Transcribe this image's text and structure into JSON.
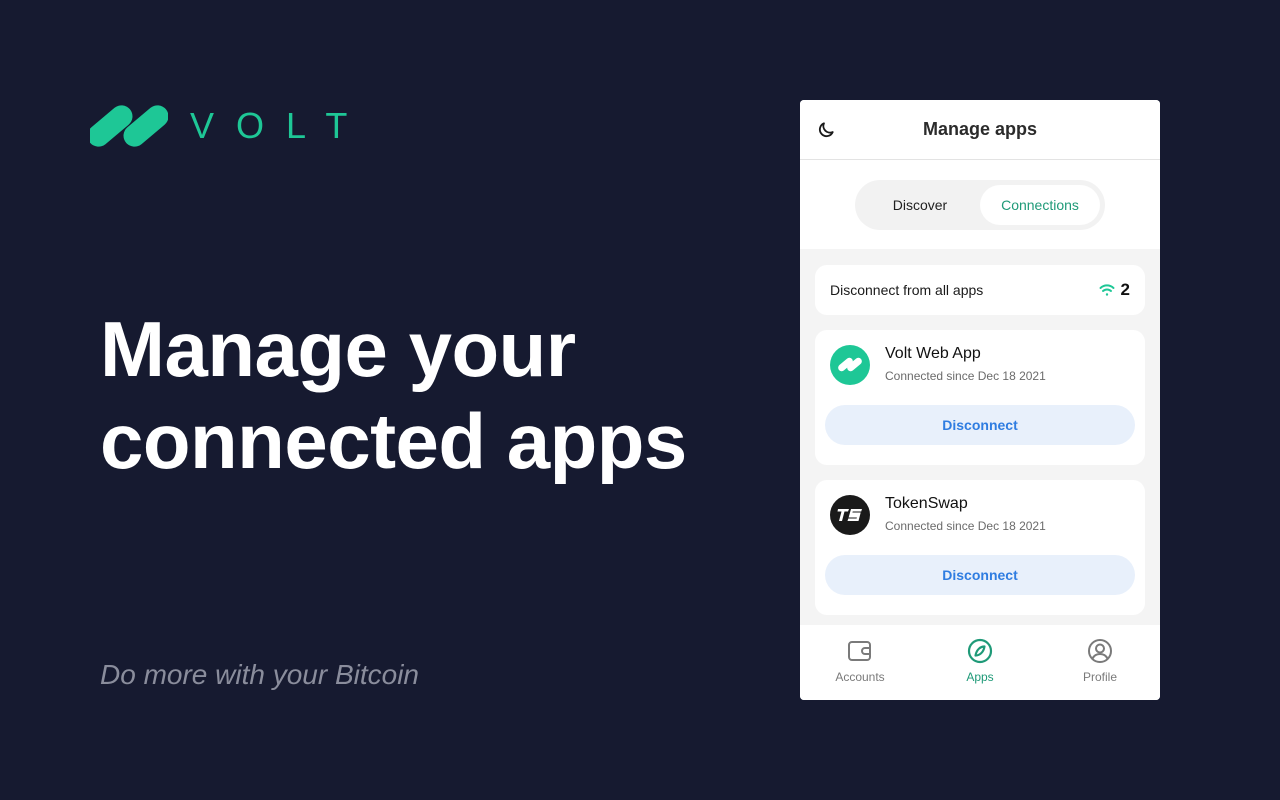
{
  "brand": {
    "name": "VOLT",
    "accent_color": "#1ec796"
  },
  "hero": {
    "headline_line1": "Manage your",
    "headline_line2": "connected apps",
    "tagline": "Do more with your Bitcoin"
  },
  "panel": {
    "header": {
      "title": "Manage apps",
      "theme_icon": "moon-icon"
    },
    "tabs": [
      {
        "label": "Discover",
        "active": false
      },
      {
        "label": "Connections",
        "active": true
      }
    ],
    "disconnect_all": {
      "label": "Disconnect from all apps",
      "icon": "wifi-icon",
      "count": "2"
    },
    "apps": [
      {
        "name": "Volt Web App",
        "since": "Connected since Dec 18 2021",
        "logo": "volt-logo-icon",
        "logo_color": "#1ec796",
        "action_label": "Disconnect"
      },
      {
        "name": "TokenSwap",
        "since": "Connected since Dec 18 2021",
        "logo": "tokenswap-logo-icon",
        "logo_color": "#1a1a1a",
        "action_label": "Disconnect"
      }
    ],
    "nav": [
      {
        "label": "Accounts",
        "icon": "wallet-icon",
        "active": false
      },
      {
        "label": "Apps",
        "icon": "compass-icon",
        "active": true
      },
      {
        "label": "Profile",
        "icon": "user-circle-icon",
        "active": false
      }
    ]
  }
}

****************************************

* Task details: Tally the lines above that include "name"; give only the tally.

* Answer box: 3